Enjoy your fair trade coffee… Or not…
Fairtrade certification has acted as means of product differentiation and as a vehicle for ethical consumption, but new practices of some large UK supermarkets are causing serious concerns about the continued ‘fairness’ of fair trade. Creating and sustaining solidarity rather than competition among actors in Fair Trade Networks is critical to the achievement of the long-term development goals. On the producer side, issues with fair wages as well as with the rural elites’ dominance in the production process also ought to be taken into account. Thus, the paradigm of market-driven social justice clearly has limits and cannot be seen as the only ‘paved’ road to development.

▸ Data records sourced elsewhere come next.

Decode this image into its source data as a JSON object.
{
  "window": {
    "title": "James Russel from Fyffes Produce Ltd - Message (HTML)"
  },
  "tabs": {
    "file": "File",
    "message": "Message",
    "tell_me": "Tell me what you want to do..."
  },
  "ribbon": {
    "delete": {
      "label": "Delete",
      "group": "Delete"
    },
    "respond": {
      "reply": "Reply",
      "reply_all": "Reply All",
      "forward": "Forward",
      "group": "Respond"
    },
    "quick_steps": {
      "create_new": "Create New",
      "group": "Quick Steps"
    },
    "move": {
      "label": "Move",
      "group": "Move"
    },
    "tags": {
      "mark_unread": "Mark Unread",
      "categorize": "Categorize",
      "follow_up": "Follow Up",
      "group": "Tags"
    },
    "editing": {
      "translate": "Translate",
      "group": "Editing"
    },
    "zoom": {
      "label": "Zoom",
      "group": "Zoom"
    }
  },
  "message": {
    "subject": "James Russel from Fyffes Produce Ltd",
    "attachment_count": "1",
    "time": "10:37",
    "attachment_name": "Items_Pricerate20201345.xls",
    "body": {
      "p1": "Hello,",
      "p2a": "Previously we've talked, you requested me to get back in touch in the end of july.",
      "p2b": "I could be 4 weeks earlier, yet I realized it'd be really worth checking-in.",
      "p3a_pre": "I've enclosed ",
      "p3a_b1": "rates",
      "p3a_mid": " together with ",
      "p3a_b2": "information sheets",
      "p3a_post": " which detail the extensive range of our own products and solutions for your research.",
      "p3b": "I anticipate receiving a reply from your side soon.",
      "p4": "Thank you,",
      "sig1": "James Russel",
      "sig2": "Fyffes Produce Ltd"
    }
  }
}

Fairtrade is now a powerful label, but ethical consumption should also involve civic action in support of the interests of the producers. Positive social change will take place not only through the efforts of producers from the South, but also by the solidarity and support of consumers from the North. A researcher from Africa advised: ‘Fairtrade is an improvement, but we have walked only 10% of the road.’
Dr. Christopher Cramer from SOAS is gratefully acknowledged for his kind permission to use the photographs, illustrating this article. More information about the SOAS project can be found, if you would follow the link to the The Fair Trade, Employment and Poverty Reduction (FTEPR) project:

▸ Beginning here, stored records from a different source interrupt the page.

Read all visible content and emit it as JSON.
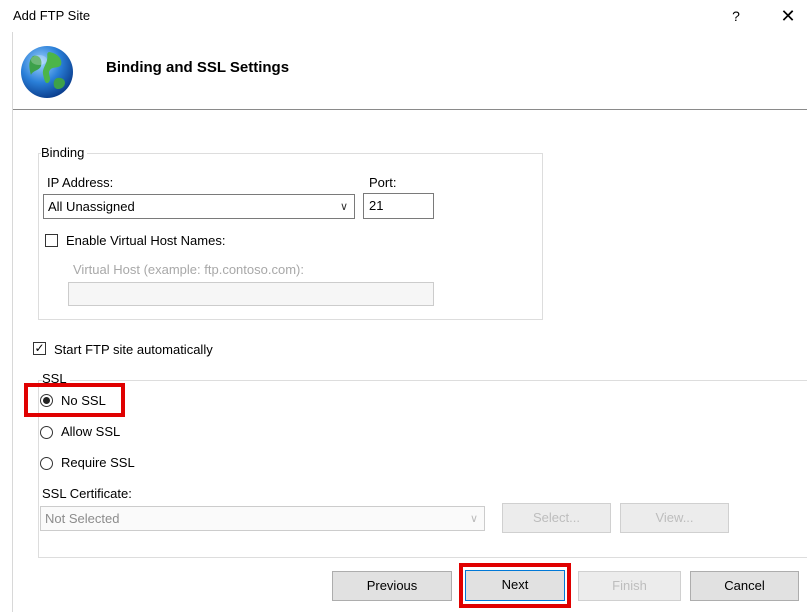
{
  "window": {
    "title": "Add FTP Site",
    "help_label": "?",
    "close_label": "✕"
  },
  "header": {
    "title": "Binding and SSL Settings",
    "icon": "globe-icon"
  },
  "binding": {
    "group_label": "Binding",
    "ip_label": "IP Address:",
    "ip_value": "All Unassigned",
    "port_label": "Port:",
    "port_value": "21",
    "virtual_host_checkbox_label": "Enable Virtual Host Names:",
    "virtual_host_checked": false,
    "virtual_host_label": "Virtual Host (example: ftp.contoso.com):",
    "virtual_host_value": ""
  },
  "start_automatically": {
    "label": "Start FTP site automatically",
    "checked": true
  },
  "ssl": {
    "group_label": "SSL",
    "options": [
      "No SSL",
      "Allow SSL",
      "Require SSL"
    ],
    "selected": "No SSL",
    "certificate_label": "SSL Certificate:",
    "certificate_value": "Not Selected",
    "select_button": "Select...",
    "view_button": "View..."
  },
  "buttons": {
    "previous": "Previous",
    "next": "Next",
    "finish": "Finish",
    "cancel": "Cancel"
  },
  "colors": {
    "highlight": "#e00000",
    "default_button_border": "#0078d7"
  }
}
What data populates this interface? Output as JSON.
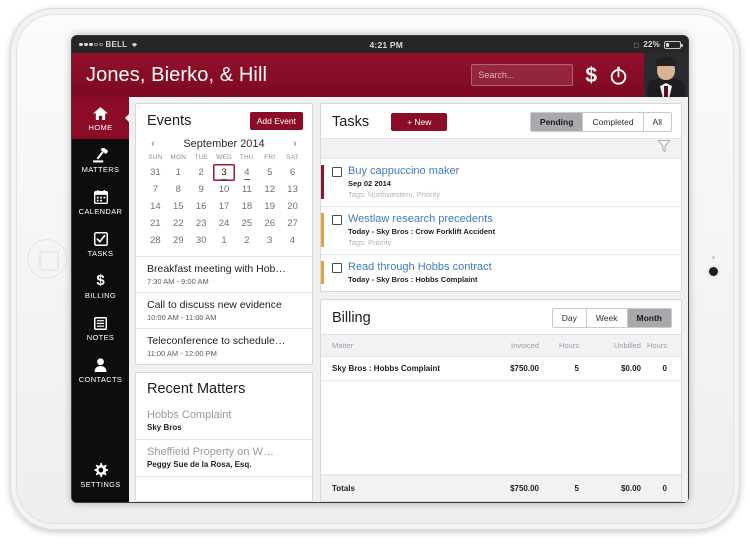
{
  "status_bar": {
    "carrier": "BELL",
    "signal_dots_filled": 3,
    "signal_dots_empty": 2,
    "wifi_icon": "wifi-icon",
    "time": "4:21 PM",
    "lock_icon": "orientation-lock-icon",
    "battery_percent": "22%",
    "battery_icon": "battery-icon"
  },
  "header": {
    "firm_title": "Jones, Bierko, & Hill",
    "search_placeholder": "Search...",
    "search_value": "",
    "billing_icon": "dollar-icon",
    "timer_icon": "stopwatch-icon",
    "avatar": "user-avatar",
    "accent_color": "#8b0c27"
  },
  "sidebar": {
    "items": [
      {
        "label": "HOME",
        "icon": "home-icon",
        "active": true
      },
      {
        "label": "MATTERS",
        "icon": "gavel-icon",
        "active": false
      },
      {
        "label": "CALENDAR",
        "icon": "calendar-icon",
        "active": false
      },
      {
        "label": "TASKS",
        "icon": "checkbox-icon",
        "active": false
      },
      {
        "label": "BILLING",
        "icon": "dollar-icon",
        "active": false
      },
      {
        "label": "NOTES",
        "icon": "notes-icon",
        "active": false
      },
      {
        "label": "CONTACTS",
        "icon": "person-icon",
        "active": false
      }
    ],
    "settings": {
      "label": "SETTINGS",
      "icon": "gear-icon"
    }
  },
  "events_card": {
    "title": "Events",
    "add_button": "Add Event",
    "calendar": {
      "prev_icon": "chevron-left-icon",
      "next_icon": "chevron-right-icon",
      "month_label": "September 2014",
      "day_headers": [
        "SUN",
        "MON",
        "TUE",
        "WED",
        "THU",
        "FRI",
        "SAT"
      ],
      "weeks": [
        [
          "31",
          "1",
          "2",
          "3",
          "4",
          "5",
          "6"
        ],
        [
          "7",
          "8",
          "9",
          "10",
          "11",
          "12",
          "13"
        ],
        [
          "14",
          "15",
          "16",
          "17",
          "18",
          "19",
          "20"
        ],
        [
          "21",
          "22",
          "23",
          "24",
          "25",
          "26",
          "27"
        ],
        [
          "28",
          "29",
          "30",
          "1",
          "2",
          "3",
          "4"
        ]
      ],
      "selected": "3",
      "underlined": "4"
    },
    "events": [
      {
        "title": "Breakfast meeting with Hob…",
        "time": "7:30 AM - 9:00 AM"
      },
      {
        "title": "Call to discuss new evidence",
        "time": "10:00 AM - 11:00 AM"
      },
      {
        "title": "Teleconference to schedule…",
        "time": "11:00 AM - 12:00 PM"
      }
    ]
  },
  "matters_card": {
    "title": "Recent Matters",
    "matters": [
      {
        "name": "Hobbs Complaint",
        "client": "Sky Bros"
      },
      {
        "name": "Sheffield Property on W…",
        "client": "Peggy Sue de la Rosa, Esq."
      }
    ]
  },
  "tasks_card": {
    "title": "Tasks",
    "new_button": "+ New",
    "filters": [
      {
        "label": "Pending",
        "on": true
      },
      {
        "label": "Completed",
        "on": false
      },
      {
        "label": "All",
        "on": false
      }
    ],
    "filter_icon": "funnel-filter-icon",
    "tasks": [
      {
        "title": "Buy cappuccino maker",
        "subtitle": "Sep 02 2014",
        "tags": "Tags: Northwestern, Priority",
        "accent_color": "#8b1a2b",
        "checked": false
      },
      {
        "title": "Westlaw research precedents",
        "subtitle": "Today - Sky Bros : Crow Forklift Accident",
        "tags": "Tags: Priority",
        "accent_color": "#e2a33c",
        "checked": false
      },
      {
        "title": "Read through Hobbs contract",
        "subtitle": "Today - Sky Bros : Hobbs Complaint",
        "tags": "",
        "accent_color": "#e2a33c",
        "checked": false
      }
    ]
  },
  "billing_card": {
    "title": "Billing",
    "ranges": [
      {
        "label": "Day",
        "on": false
      },
      {
        "label": "Week",
        "on": false
      },
      {
        "label": "Month",
        "on": true
      }
    ],
    "columns": [
      "Matter",
      "Invoiced",
      "Hours",
      "Unbilled",
      "Hours"
    ],
    "rows": [
      {
        "matter": "Sky Bros : Hobbs Complaint",
        "invoiced": "$750.00",
        "hours": "5",
        "unbilled": "$0.00",
        "unbilled_hours": "0"
      }
    ],
    "totals": {
      "label": "Totals",
      "invoiced": "$750.00",
      "hours": "5",
      "unbilled": "$0.00",
      "unbilled_hours": "0"
    }
  }
}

Barrientos, Stephanie and Sally Smith, 2007, ‘Mainstreaming Fair Trade in global production networks,’ in Fair trade: the challenge of transforming globalization, eds. Laura T. Raynolds, Douglas Murray, and John Wilkinson, Routledge: Abingdon, Oxon and New York, NY., pp. 103-122.
Cramer, C., D. Johnston , C. Oya & J. Sender, Fairtrade cooperatives in Ethiopia and Uganda: uncensored, Review of African Political Economy, 2014 Vol. 41, No. S1, S115 –S127.

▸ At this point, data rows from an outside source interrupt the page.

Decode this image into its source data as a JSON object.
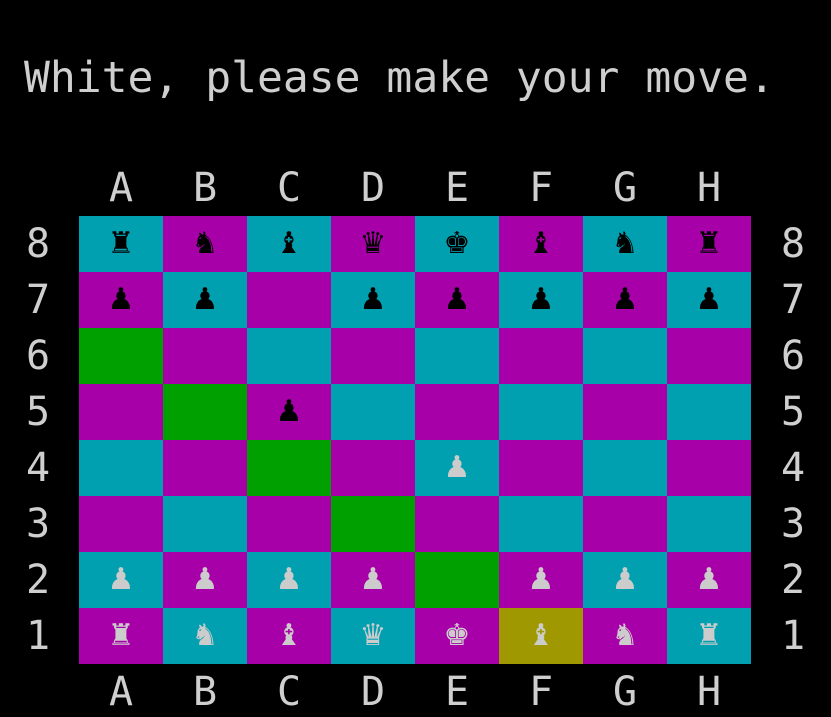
{
  "prompt": "White, please make your move.",
  "files": [
    "A",
    "B",
    "C",
    "D",
    "E",
    "F",
    "G",
    "H"
  ],
  "ranks": [
    "8",
    "7",
    "6",
    "5",
    "4",
    "3",
    "2",
    "1"
  ],
  "colors": {
    "background": "#000000",
    "text": "#cfcfcf",
    "square_cyan": "#00a0b0",
    "square_magenta": "#a800a8",
    "highlight_path": "#00a000",
    "highlight_selected": "#a09800",
    "piece_black": "#000000",
    "piece_white": "#cccccc"
  },
  "board": [
    [
      {
        "piece": "rook",
        "side": "black",
        "glyph": "♜"
      },
      {
        "piece": "knight",
        "side": "black",
        "glyph": "♞"
      },
      {
        "piece": "bishop",
        "side": "black",
        "glyph": "♝"
      },
      {
        "piece": "queen",
        "side": "black",
        "glyph": "♛"
      },
      {
        "piece": "king",
        "side": "black",
        "glyph": "♚"
      },
      {
        "piece": "bishop",
        "side": "black",
        "glyph": "♝"
      },
      {
        "piece": "knight",
        "side": "black",
        "glyph": "♞"
      },
      {
        "piece": "rook",
        "side": "black",
        "glyph": "♜"
      }
    ],
    [
      {
        "piece": "pawn",
        "side": "black",
        "glyph": "♟"
      },
      {
        "piece": "pawn",
        "side": "black",
        "glyph": "♟"
      },
      {
        "piece": "",
        "side": "",
        "glyph": ""
      },
      {
        "piece": "pawn",
        "side": "black",
        "glyph": "♟"
      },
      {
        "piece": "pawn",
        "side": "black",
        "glyph": "♟"
      },
      {
        "piece": "pawn",
        "side": "black",
        "glyph": "♟"
      },
      {
        "piece": "pawn",
        "side": "black",
        "glyph": "♟"
      },
      {
        "piece": "pawn",
        "side": "black",
        "glyph": "♟"
      }
    ],
    [
      {
        "piece": "",
        "side": "",
        "glyph": "",
        "highlight": "path"
      },
      {
        "piece": "",
        "side": "",
        "glyph": ""
      },
      {
        "piece": "",
        "side": "",
        "glyph": ""
      },
      {
        "piece": "",
        "side": "",
        "glyph": ""
      },
      {
        "piece": "",
        "side": "",
        "glyph": ""
      },
      {
        "piece": "",
        "side": "",
        "glyph": ""
      },
      {
        "piece": "",
        "side": "",
        "glyph": ""
      },
      {
        "piece": "",
        "side": "",
        "glyph": ""
      }
    ],
    [
      {
        "piece": "",
        "side": "",
        "glyph": ""
      },
      {
        "piece": "",
        "side": "",
        "glyph": "",
        "highlight": "path"
      },
      {
        "piece": "pawn",
        "side": "black",
        "glyph": "♟"
      },
      {
        "piece": "",
        "side": "",
        "glyph": ""
      },
      {
        "piece": "",
        "side": "",
        "glyph": ""
      },
      {
        "piece": "",
        "side": "",
        "glyph": ""
      },
      {
        "piece": "",
        "side": "",
        "glyph": ""
      },
      {
        "piece": "",
        "side": "",
        "glyph": ""
      }
    ],
    [
      {
        "piece": "",
        "side": "",
        "glyph": ""
      },
      {
        "piece": "",
        "side": "",
        "glyph": ""
      },
      {
        "piece": "",
        "side": "",
        "glyph": "",
        "highlight": "path"
      },
      {
        "piece": "",
        "side": "",
        "glyph": ""
      },
      {
        "piece": "pawn",
        "side": "white",
        "glyph": "♟"
      },
      {
        "piece": "",
        "side": "",
        "glyph": ""
      },
      {
        "piece": "",
        "side": "",
        "glyph": ""
      },
      {
        "piece": "",
        "side": "",
        "glyph": ""
      }
    ],
    [
      {
        "piece": "",
        "side": "",
        "glyph": ""
      },
      {
        "piece": "",
        "side": "",
        "glyph": ""
      },
      {
        "piece": "",
        "side": "",
        "glyph": ""
      },
      {
        "piece": "",
        "side": "",
        "glyph": "",
        "highlight": "path"
      },
      {
        "piece": "",
        "side": "",
        "glyph": ""
      },
      {
        "piece": "",
        "side": "",
        "glyph": ""
      },
      {
        "piece": "",
        "side": "",
        "glyph": ""
      },
      {
        "piece": "",
        "side": "",
        "glyph": ""
      }
    ],
    [
      {
        "piece": "pawn",
        "side": "white",
        "glyph": "♟"
      },
      {
        "piece": "pawn",
        "side": "white",
        "glyph": "♟"
      },
      {
        "piece": "pawn",
        "side": "white",
        "glyph": "♟"
      },
      {
        "piece": "pawn",
        "side": "white",
        "glyph": "♟"
      },
      {
        "piece": "",
        "side": "",
        "glyph": "",
        "highlight": "path"
      },
      {
        "piece": "pawn",
        "side": "white",
        "glyph": "♟"
      },
      {
        "piece": "pawn",
        "side": "white",
        "glyph": "♟"
      },
      {
        "piece": "pawn",
        "side": "white",
        "glyph": "♟"
      }
    ],
    [
      {
        "piece": "rook",
        "side": "white",
        "glyph": "♜"
      },
      {
        "piece": "knight",
        "side": "white",
        "glyph": "♞"
      },
      {
        "piece": "bishop",
        "side": "white",
        "glyph": "♝"
      },
      {
        "piece": "queen",
        "side": "white",
        "glyph": "♛"
      },
      {
        "piece": "king",
        "side": "white",
        "glyph": "♚"
      },
      {
        "piece": "bishop",
        "side": "white",
        "glyph": "♝",
        "highlight": "selected"
      },
      {
        "piece": "knight",
        "side": "white",
        "glyph": "♞"
      },
      {
        "piece": "rook",
        "side": "white",
        "glyph": "♜"
      }
    ]
  ]
}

Fairtrade-UK, 2013, Facts and Figures, http://www.fairtrade.org.uk/en/farmers-and-workers/facts-and-figures
Fairtrade-UK, 2014, Facts and Figures,
Fairtrade International, 2013, Consumers Favour Fairtrade as Ethical Label of Choice
Fairtrade International, 2013, Monitoring the scope and benefits of Fairtrade, http://www.fairtrade.net/fileadmin/user_upload/content/2009/resources/2013-Fairtrade-Monitoring-Scope-Benefits_web.pdf
Fairtrade Foundation, 2005, Awareness Research, https://www.ipsos-mori.com/researchpublications/researcharchive/460/Fairtrade-Foundation-Awareness-Research-2005.aspx
Nicholls A. and C. Opal, 2005, Fair trade: Market-driven ethical consumption, London: Sage.
Vorley, B., 2004, Food Inc. Corporate concentration from Farm to Consumer, London, UK Food Group.